“When I was teacher, sometimes I’d pull into the parking lot and think: ‘I’m part of a system that’s designed to fail.’ We’d have kids coming to school the morning after getting their doors kicked in—seeing somebody get dragged out in a drug raid or witnessing gang violence. There was just so much we couldn’t control outside of the classroom,” she says.
Nakeia’s social innovation—which she developed as part of the Goldman Sachs 10,000 Small Businesses program—is The WELL (Women Entrepreneurs Leadership Lab), a member-based network for Black women business owners who earn between $25k and $250k, but want to grow to a million dollar business.
She has been challenged by peers and mentors on serving such specific niche, but she holds firm that it’s both a viable business model—and necessary to help build economic equity in the African American community. “If you look at the data, Black women are the fastest growing population starting businesses, but they also bring in the lowest receipts,” she explains. “That duality was shocking to me—and it’s something I’d like to change.”
The WELL curriculum will be centered around the three C’s: community, collaboration, confidence—the last of which she considers a make-or-break quality.
“One thing I had to coach myself on is perfectionism complex. That feeling that you have to go over and over every proposal or email before you send it,” she says. “In part, that anxiety comes from knowing people are going to question women more: ‘Is her concept valid? Is her data correct?’ If you’re a Black woman or man, they’ll ask you a third, fourth, or fifth time.”
Another penomenon Nakeia has noticed is I’ll-just-do-it-myself-itis. “Sometimes our businesses don’t grow fast enough because we’re solopreneurs,” she says. “I try to help women see they really can afford to get help, whether it’s hiring someone to do their financials or getting an intern to help with social media.”

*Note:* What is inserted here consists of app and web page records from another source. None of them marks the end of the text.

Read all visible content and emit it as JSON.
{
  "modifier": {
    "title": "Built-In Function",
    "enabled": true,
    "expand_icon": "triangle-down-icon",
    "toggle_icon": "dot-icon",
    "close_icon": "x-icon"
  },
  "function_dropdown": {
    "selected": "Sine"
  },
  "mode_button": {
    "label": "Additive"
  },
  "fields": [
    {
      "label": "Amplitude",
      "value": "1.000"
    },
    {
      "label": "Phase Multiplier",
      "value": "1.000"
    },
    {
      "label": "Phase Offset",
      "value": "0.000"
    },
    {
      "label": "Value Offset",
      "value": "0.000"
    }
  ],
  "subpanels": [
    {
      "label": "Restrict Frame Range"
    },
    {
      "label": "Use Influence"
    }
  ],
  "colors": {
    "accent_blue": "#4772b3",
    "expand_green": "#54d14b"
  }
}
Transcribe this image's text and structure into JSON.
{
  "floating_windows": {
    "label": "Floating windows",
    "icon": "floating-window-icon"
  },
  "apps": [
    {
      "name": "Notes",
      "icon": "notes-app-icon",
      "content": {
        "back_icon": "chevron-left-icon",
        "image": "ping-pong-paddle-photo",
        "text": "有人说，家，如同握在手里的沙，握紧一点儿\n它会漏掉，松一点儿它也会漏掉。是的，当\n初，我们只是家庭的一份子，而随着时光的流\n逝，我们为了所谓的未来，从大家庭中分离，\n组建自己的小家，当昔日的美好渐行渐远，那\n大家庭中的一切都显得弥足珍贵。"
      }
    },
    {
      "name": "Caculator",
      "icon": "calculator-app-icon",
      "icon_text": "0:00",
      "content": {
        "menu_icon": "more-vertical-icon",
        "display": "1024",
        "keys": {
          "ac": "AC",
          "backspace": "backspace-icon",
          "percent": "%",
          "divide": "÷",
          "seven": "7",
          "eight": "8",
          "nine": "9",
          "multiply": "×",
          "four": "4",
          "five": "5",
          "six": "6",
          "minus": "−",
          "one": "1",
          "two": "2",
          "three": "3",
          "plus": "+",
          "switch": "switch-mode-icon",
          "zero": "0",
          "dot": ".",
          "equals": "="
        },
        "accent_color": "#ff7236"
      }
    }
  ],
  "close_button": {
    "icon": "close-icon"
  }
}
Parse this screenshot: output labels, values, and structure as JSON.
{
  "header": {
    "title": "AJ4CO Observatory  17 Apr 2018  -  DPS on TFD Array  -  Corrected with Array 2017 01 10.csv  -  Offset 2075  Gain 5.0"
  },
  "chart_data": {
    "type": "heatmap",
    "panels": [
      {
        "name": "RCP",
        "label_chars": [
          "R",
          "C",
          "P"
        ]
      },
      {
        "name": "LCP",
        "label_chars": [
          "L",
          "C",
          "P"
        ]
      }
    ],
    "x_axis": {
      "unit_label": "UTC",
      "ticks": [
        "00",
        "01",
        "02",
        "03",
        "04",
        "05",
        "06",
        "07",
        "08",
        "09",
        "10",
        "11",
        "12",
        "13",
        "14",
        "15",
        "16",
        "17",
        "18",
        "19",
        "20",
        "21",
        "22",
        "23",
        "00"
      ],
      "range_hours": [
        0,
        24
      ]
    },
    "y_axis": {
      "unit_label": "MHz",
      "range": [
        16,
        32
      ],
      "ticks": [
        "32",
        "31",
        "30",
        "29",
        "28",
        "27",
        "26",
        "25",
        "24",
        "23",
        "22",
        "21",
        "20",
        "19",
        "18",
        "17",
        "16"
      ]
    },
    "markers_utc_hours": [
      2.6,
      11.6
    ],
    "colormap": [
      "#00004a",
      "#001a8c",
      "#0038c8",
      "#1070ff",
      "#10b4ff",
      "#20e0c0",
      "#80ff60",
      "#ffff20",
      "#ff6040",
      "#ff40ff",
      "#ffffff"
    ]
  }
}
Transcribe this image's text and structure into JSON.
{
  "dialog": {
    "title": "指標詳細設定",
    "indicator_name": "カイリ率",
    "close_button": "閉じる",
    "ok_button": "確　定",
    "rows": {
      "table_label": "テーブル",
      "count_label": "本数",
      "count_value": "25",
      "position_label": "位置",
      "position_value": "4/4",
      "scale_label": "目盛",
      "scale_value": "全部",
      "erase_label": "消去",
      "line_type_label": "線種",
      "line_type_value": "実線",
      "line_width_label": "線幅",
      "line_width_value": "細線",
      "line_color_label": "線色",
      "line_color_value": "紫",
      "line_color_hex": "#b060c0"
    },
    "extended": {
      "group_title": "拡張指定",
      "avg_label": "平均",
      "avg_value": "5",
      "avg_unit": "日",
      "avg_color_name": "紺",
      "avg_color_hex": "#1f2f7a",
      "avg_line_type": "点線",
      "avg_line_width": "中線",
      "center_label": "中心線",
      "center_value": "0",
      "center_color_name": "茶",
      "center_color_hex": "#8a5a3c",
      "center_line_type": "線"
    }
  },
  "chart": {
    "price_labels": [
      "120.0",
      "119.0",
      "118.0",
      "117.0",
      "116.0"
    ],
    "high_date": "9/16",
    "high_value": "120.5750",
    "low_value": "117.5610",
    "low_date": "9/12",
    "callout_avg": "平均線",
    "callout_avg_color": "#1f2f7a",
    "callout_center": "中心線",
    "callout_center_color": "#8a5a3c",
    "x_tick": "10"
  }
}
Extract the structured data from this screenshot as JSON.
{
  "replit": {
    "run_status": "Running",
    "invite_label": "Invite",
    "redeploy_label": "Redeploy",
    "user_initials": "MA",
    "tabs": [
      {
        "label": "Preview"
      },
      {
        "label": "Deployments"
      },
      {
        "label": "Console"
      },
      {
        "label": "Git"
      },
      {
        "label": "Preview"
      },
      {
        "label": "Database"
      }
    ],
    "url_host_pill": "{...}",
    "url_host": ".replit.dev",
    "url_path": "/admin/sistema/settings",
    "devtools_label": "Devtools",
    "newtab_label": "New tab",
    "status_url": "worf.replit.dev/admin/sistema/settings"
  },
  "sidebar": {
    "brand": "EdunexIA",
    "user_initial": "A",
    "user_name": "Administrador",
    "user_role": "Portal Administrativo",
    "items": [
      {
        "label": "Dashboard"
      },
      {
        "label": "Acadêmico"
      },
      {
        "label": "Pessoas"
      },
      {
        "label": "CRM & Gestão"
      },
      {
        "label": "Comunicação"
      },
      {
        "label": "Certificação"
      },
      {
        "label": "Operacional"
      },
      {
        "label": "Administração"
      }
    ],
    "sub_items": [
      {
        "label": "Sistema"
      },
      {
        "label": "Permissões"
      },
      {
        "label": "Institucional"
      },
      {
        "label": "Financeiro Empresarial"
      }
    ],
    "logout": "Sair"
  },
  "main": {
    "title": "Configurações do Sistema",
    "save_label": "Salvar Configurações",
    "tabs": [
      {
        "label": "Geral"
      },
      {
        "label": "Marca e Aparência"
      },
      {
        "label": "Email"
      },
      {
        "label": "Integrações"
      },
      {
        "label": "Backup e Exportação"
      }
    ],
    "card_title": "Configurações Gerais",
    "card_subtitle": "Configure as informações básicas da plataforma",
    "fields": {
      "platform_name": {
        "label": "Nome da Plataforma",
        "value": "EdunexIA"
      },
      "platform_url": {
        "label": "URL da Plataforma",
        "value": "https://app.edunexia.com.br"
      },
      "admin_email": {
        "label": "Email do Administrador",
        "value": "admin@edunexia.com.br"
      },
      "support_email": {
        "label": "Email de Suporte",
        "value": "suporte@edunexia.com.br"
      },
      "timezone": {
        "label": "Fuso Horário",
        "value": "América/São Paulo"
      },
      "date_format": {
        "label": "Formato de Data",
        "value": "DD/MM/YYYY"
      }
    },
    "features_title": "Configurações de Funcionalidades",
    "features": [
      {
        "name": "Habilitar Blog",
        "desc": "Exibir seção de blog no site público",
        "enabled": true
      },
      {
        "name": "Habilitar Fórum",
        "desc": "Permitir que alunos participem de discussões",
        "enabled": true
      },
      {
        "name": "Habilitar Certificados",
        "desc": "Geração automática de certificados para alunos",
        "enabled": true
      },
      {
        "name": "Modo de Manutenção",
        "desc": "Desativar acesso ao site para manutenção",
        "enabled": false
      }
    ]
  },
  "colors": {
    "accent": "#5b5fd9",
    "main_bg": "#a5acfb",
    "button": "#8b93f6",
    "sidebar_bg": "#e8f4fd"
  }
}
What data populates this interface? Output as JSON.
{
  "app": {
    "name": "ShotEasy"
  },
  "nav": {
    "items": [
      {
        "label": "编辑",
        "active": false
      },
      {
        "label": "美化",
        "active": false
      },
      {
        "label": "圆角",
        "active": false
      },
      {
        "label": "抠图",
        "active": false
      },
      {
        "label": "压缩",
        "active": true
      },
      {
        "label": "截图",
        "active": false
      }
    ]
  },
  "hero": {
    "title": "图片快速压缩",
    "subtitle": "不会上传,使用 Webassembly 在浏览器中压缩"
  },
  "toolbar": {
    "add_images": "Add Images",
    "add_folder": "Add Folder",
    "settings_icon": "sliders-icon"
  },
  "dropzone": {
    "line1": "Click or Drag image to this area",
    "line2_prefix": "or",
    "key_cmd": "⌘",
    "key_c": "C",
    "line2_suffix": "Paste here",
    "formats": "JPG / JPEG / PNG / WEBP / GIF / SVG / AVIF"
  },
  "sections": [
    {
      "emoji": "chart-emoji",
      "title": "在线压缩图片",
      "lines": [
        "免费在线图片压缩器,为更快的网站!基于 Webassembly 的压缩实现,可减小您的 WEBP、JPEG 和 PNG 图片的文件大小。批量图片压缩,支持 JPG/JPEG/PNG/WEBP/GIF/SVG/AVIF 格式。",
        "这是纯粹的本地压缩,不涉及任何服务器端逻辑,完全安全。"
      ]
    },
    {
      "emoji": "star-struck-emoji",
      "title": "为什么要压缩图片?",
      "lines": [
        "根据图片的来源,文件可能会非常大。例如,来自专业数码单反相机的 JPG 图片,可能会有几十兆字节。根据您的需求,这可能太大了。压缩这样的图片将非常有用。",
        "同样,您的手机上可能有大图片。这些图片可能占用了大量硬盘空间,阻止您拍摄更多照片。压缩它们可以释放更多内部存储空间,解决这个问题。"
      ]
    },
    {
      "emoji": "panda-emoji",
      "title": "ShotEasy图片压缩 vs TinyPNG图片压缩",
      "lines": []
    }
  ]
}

That’s a win-win, because these bosses become job creators, who can create opportunities specifically for other women. “I went to Western High School, so I’m always looking for ways I can support my Western girls,” she says.
While Nakeia aims to grow the WELL into a national network, she says Charm City will always be its home base—a hub for women who want to change their own community, then the world.
“People say it’s New York. But I truly believe, if you can make it in Baltimore, you can make it anywhere.”